I have been reading about rage for a few years. I remember the first time I came across the words rage and motherhood in the same sentence. A sense of relief, of being seen, washed over my insides, like a wave over rocks. Rage, this secret, shameful emotion. Or so I thought up until that point. Since then I've gotten more and more curious about it. Why? Because I am a mother of a 6 year old, a 4 year old and currently 20 weeks pregnant with our lucky last little bundle of joy and hormones and morning sickness and overwhelming feelings. Of course his name won't be that and I won't associate him with these feelings once he's in the world. The rush of newborn hormones will hold me for a while and I am very much looking forward to those. 

But back to rage. Molly Caro May was the one who introduced me to rage and motherhood and the legitimate normalcy of feeling rage, especially as a mother. Before children I had never before felt rage like I do now. I know that it is accumulative, for me anyway. The same as depression. Slowly building over time. A cup of tiredness, a sprinkle of repeating myself like a broken record with no response from the smalls, no prioritising of my own needs throughout the day, possibly food being thrown across the table and I'm done. Red. Exploding head emoji. The angry lioness monster emerges. The edges are blurry. The fear in their eyes is real and my husband pushing me towards the bedroom with the words 'just walk away' echoing off my back. 

Now, I know it's ok to feel rage. I know it's important to be in and really express my emotions, including rage. I am also learning that to express my rage in front of others, namely my children and my husband, is to deem myself powerless. Is to loose any kind of healing around the expression. Is to cause more hurt and damage then I could ever wish for. 

When the lioness monster emerges I cannot take back what was said or the noises I made. I can't erase the moment of total loss of control. But I can quietly, humbly explain and apologise to each individual. I can clean up my own messes. I know that is important. Somewhere deep in my notes on my phone when miss 6 was miss 3 months I wrote down something a psychologist told me at a talk I went to on parenting 'It's what you do afterwards that matters. That either heals or causes damage. Acknowledge the hurt.' I guess it resonated with me then but I can see and feel the value in that message now more then ever. Clean my own shit up. 

 I am on a journey of learning to express my rage seperate from my family. In private. For my own healths sake and the sake of my family. 

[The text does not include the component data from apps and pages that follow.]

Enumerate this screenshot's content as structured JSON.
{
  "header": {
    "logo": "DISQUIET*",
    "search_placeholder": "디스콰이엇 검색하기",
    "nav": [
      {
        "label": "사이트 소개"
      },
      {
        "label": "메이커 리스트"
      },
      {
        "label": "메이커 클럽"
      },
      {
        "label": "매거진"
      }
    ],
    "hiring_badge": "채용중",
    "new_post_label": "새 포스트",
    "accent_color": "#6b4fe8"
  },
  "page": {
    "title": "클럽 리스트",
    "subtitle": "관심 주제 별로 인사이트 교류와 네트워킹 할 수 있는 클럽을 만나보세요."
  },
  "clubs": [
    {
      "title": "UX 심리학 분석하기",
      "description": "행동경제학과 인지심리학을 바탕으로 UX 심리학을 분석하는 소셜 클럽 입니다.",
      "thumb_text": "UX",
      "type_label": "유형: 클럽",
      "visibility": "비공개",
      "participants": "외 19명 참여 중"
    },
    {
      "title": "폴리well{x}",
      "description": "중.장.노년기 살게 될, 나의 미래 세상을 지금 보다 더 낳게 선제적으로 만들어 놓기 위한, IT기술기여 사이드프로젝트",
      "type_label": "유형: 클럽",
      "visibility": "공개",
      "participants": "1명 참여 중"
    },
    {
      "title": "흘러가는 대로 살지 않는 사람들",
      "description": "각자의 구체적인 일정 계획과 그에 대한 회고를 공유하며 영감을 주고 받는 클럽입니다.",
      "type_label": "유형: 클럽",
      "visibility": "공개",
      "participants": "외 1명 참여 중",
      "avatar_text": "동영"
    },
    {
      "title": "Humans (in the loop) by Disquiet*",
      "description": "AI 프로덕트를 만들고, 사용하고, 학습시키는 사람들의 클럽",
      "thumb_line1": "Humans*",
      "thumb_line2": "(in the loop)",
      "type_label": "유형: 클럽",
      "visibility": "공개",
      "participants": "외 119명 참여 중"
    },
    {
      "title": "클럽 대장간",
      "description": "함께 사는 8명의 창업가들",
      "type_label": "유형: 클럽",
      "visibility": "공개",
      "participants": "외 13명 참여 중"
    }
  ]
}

Recently I did a nervous system healing course and the teacher, far away on a little island in Hawaii with poor reception, explained that screaming into the earth, into Mother Earth is where we can find support. Where we can feel held. I practiced into a pillow because, city living. It did feel good. Something in me felt elevated. I couldn't tell if it was endorphins, releasing emotions or head spins from leaning forward. My heart was pounding afterwards. 

Another suggestion I had was to try and catch a breath just before the explosion of rage. In that breath...walk away. Remove myself from the situation. Become less attached to what is going on. Does it really matter that much? 

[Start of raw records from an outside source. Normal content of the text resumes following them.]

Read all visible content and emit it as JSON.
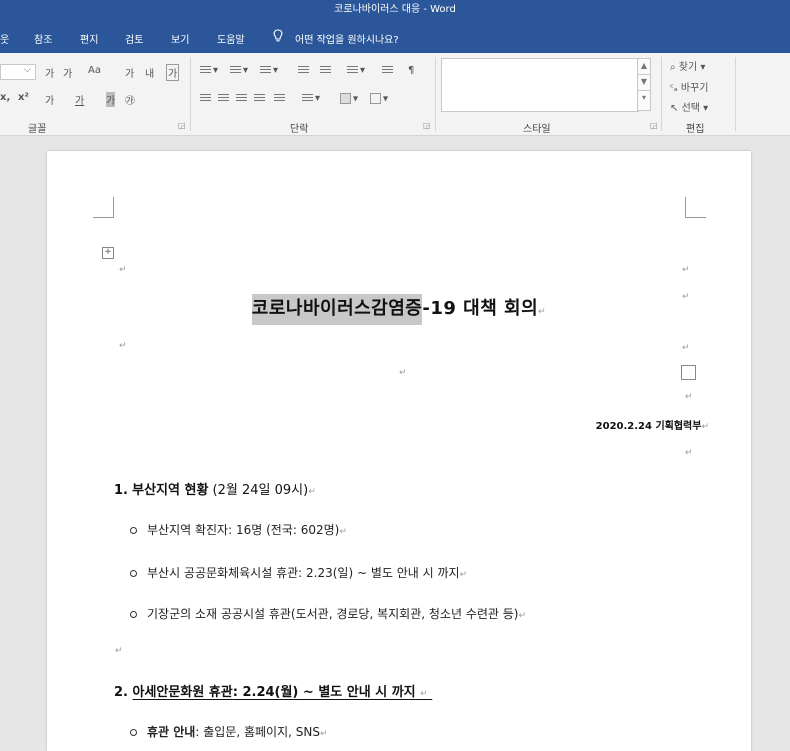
{
  "window": {
    "title": "코로나바이러스 대응  -  Word"
  },
  "menu": {
    "items": [
      "웃",
      "참조",
      "편지",
      "검토",
      "보기",
      "도움말"
    ],
    "tell_me": "어떤 작업을 원하시나요?"
  },
  "ribbon": {
    "font": {
      "row1": [
        "가",
        "가",
        "Aa",
        "가",
        "내",
        "가"
      ],
      "row2": [
        "x,",
        "x²",
        "가",
        "가",
        "가",
        "㉮"
      ],
      "label": "글꼴"
    },
    "paragraph": {
      "label": "단락"
    },
    "styles": {
      "label": "스타일"
    },
    "editing": {
      "find": "찾기",
      "replace": "바꾸기",
      "select": "선택",
      "label": "편집"
    }
  },
  "document": {
    "title_highlighted": "코로나바이러스감염증",
    "title_rest": "-19 대책 회의",
    "date_line": "2020.2.24 기획협력부",
    "section1": {
      "number": "1.",
      "heading_bold": "부산지역 현황",
      "heading_rest": " (2월 24일 09시)",
      "bullets": [
        "부산지역 확진자: 16명 (전국: 602명)",
        "부산시 공공문화체육시설 휴관: 2.23(일) ~ 별도 안내 시 까지",
        "기장군의 소재 공공시설 휴관(도서관, 경로당, 복지회관, 청소년 수련관 등)"
      ]
    },
    "section2": {
      "number": "2.",
      "heading_part1": "아세안문화원 휴관",
      "heading_part2": ": 2.24(월) ~ 별도 안내 시 까지",
      "bullet_bold": "휴관 안내",
      "bullet_rest": ": 출입문, 홈페이지, SNS"
    }
  }
}
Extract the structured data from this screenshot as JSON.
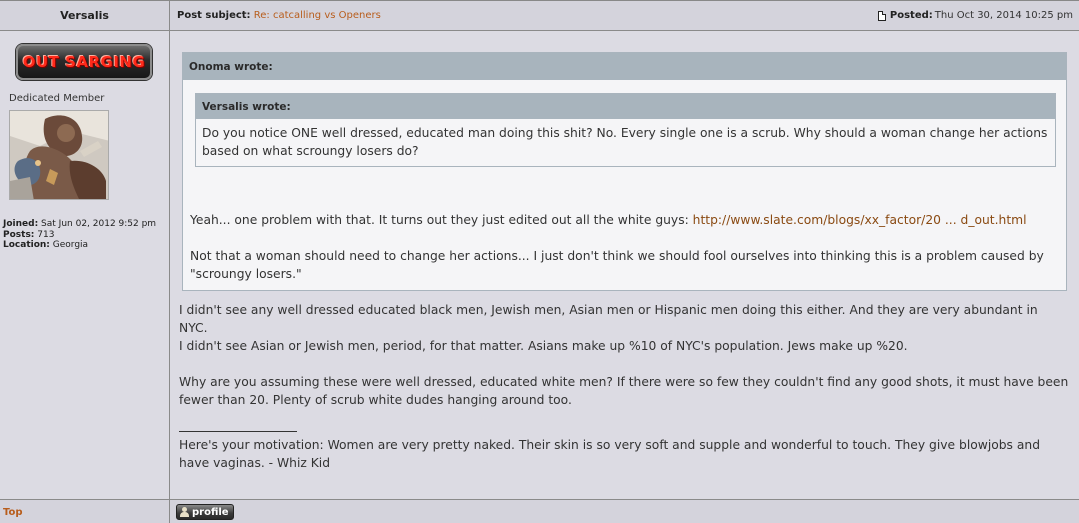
{
  "author": {
    "name": "Versalis",
    "rank_badge": "OUT SARGING",
    "rank_title": "Dedicated Member",
    "joined_label": "Joined:",
    "joined_value": "Sat Jun 02, 2012 9:52 pm",
    "posts_label": "Posts:",
    "posts_value": "713",
    "location_label": "Location:",
    "location_value": "Georgia",
    "avatar_icon": "avatar-icon"
  },
  "post": {
    "subject_label": "Post subject:",
    "subject": "Re: catcalling vs Openers",
    "posted_label": "Posted:",
    "posted_value": "Thu Oct 30, 2014 10:25 pm",
    "post_icon": "post-icon"
  },
  "quote_outer": {
    "header": "Onoma wrote:",
    "para1_prefix": "Yeah... one problem with that. It turns out they just edited out all the white guys:",
    "link": "http://www.slate.com/blogs/xx_factor/20 ... d_out.html",
    "para2": "Not that a woman should need to change her actions... I just don't think we should fool ourselves into thinking this is a problem caused by \"scroungy losers.\""
  },
  "quote_inner": {
    "header": "Versalis wrote:",
    "text": "Do you notice ONE well dressed, educated man doing this shit? No. Every single one is a scrub. Why should a woman change her actions based on what scroungy losers do?"
  },
  "reply": {
    "line1": "I didn't see any well dressed educated black men, Jewish men, Asian men or Hispanic men doing this either. And they are very abundant in NYC.",
    "line2": "I didn't see Asian or Jewish men, period, for that matter. Asians make up %10 of NYC's population. Jews make up %20.",
    "line3": "Why are you assuming these were well dressed, educated white men? If there were so few they couldn't find any good shots, it must have been fewer than 20. Plenty of scrub white dudes hanging around too."
  },
  "signature": {
    "text": "Here's your motivation: Women are very pretty naked. Their skin is so very soft and supple and wonderful to touch. They give blowjobs and have vaginas. - Whiz Kid"
  },
  "footer": {
    "top_link": "Top",
    "profile_button": "profile",
    "profile_icon": "user-icon"
  },
  "colors": {
    "page_bg": "#dcdbe3",
    "link": "#b85d1c",
    "quote_header": "#a8b4bd",
    "badge_text": "#ff2a1a"
  }
}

In the past I would self medicate with alcohol. Not raging drunk but a glass or two to take the edge off. I can't do that in my current situation because, pregnant. With this in mind I am actually really glad, grateful even, that this is my current awareness. My current learning. I'm hoping once mr newborn arrives I can remember that there are other ways to self medicate other then alcohol or food or other forms of self abuse. 

I've noticed on the days I do my sacred 4 (meditate, write, stretch, exercise) I feel on the front foot and can handle almost anything that is thrown my way. Including overcooked, kid friendly, salmon. Still learning. 

What are ways you feel you can deal with your rage? 


7 views

© 2020 by Sally Love